I cannot remember a time growing up in the big state when there was a catfish shortage. When I fished, I fished for bass and crappie, but I brought home as much catfish as all other fish combined. We had regular fish frys at my grandparent’s lake home and catfish was the most common fish we ate. But it wasn’t limited to fish frys.
At home a fish dinner routinely consisted of catfish. At the local cafeteria where I ate lunch about once a week when I was in town, I always had the catfish. Several of the breakfast diners I frequented served catfish and eggs. A good friend made catfish chili occasionally. And I made a great Catfish Vera Cruz. Looking back at the 26 years I lived in Texas, I can’t remember a single time without catfish available.
I recently read that Texas is responsible for about 50 percent of the nation’s entire catfish consumption. While I find this to be a Texas tall tale, I do believe the amount of catfish Texans eat is quite high. I’ve traveled throughout the south, and honestly, Texas has nothing on Mississippi, Louisiana, Alabama, or Georgia when it comes to catfish, but my opinion is that Texas is not far behind on catfish eating. Anyway, I believe that in Texas catfish is a category of its own.
Texas Fried Catfish Taco
1 ½ cups yellow cornmeal½ cup all purpose flour
2 teaspoons Kosher salt, plus additional
1 teaspoon cayenne pepper, plus additional
1 teaspoon smoked paprika, plus additional
1 teaspoon onion powder
8 catfish filets
Canola oil for frying
Jalapeno Chipotle Tarter Sauce, recipe follows
Hot pickled carrots
Corn tortillas, warmed
Lemon or lime wedges (grapefruit wedges?)
Pour about 1 1/2 to 2-inches of oil into a heavy (cast iron) skillet and heat to 360F. In a wide bowl, mix cornmeal and flour with 2 teaspoons salt, 1 teaspoon cayenne, 1 teaspoon smoked paprika, and onion powder and set aside.
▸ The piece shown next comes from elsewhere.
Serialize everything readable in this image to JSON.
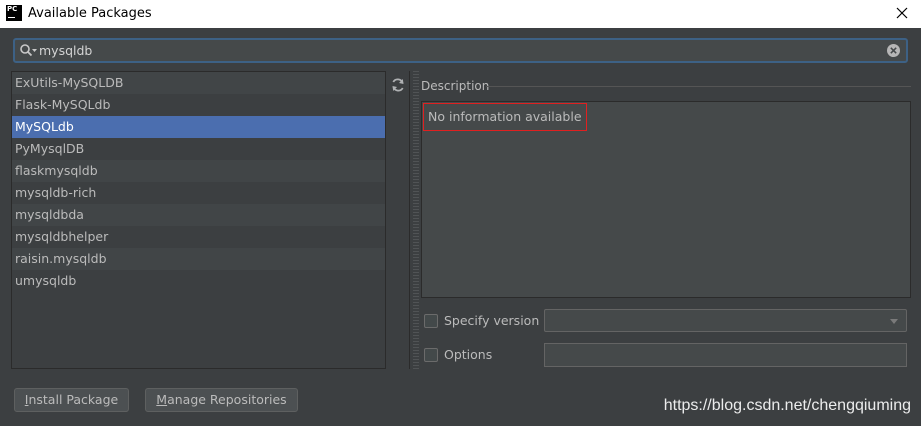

Rinse fish and pat off excess water with paper towels. Lay filets out on a platter and season both sides with salt, cayenne, and paprika, patting the seasoning into the fish. Cut filets into 2-inch strips. Dredge in cornmeal mixture. Carefully drop fish into hot oil being careful not to overcrowd and cook until fish comes to the surface and is golden brown (about 7 to 8 minutes).
Serve with Jalapeno Chipotle Tarter Sauce, shredded cabbage, hot pickled carrots, corn tortillas, and lemon or lime wedges (or maybe grapefruit).
Jalapeno Chipotle Tarter Sauce
Makes about 1 cup.
1 cup mayonnaise (homemade is good)1 tablespoon chopped green onions
1 tablespoon finely chopped shallots
1 finely chopped jalapeño pepper
1 minced chipotle chile in adobo
½ teaspoon adobo sauce
1 teaspoon lemon juice
¼ teaspoon kosher salt
¼ teaspoon cayenne pepper
Mix all ingredients together in a small bowl and refrigerate until ready to use. (This is quite warm on the tongue. For a milder sauce, just reduce the amount of jalapeno and chipotle.)
I know, it sounds more like a Baja-style fish taco, but I grew up eating fried catfish wrapped in a soft corn tortilla and topped with cole slaw, salsa, and shredded cheese. I first encountered this approach to catfish in Eagle Pass, Texas about 1970 or 1971. Just maybe the Baja-style fish taco is a knock-off of the Texas Fried Catfish Taco.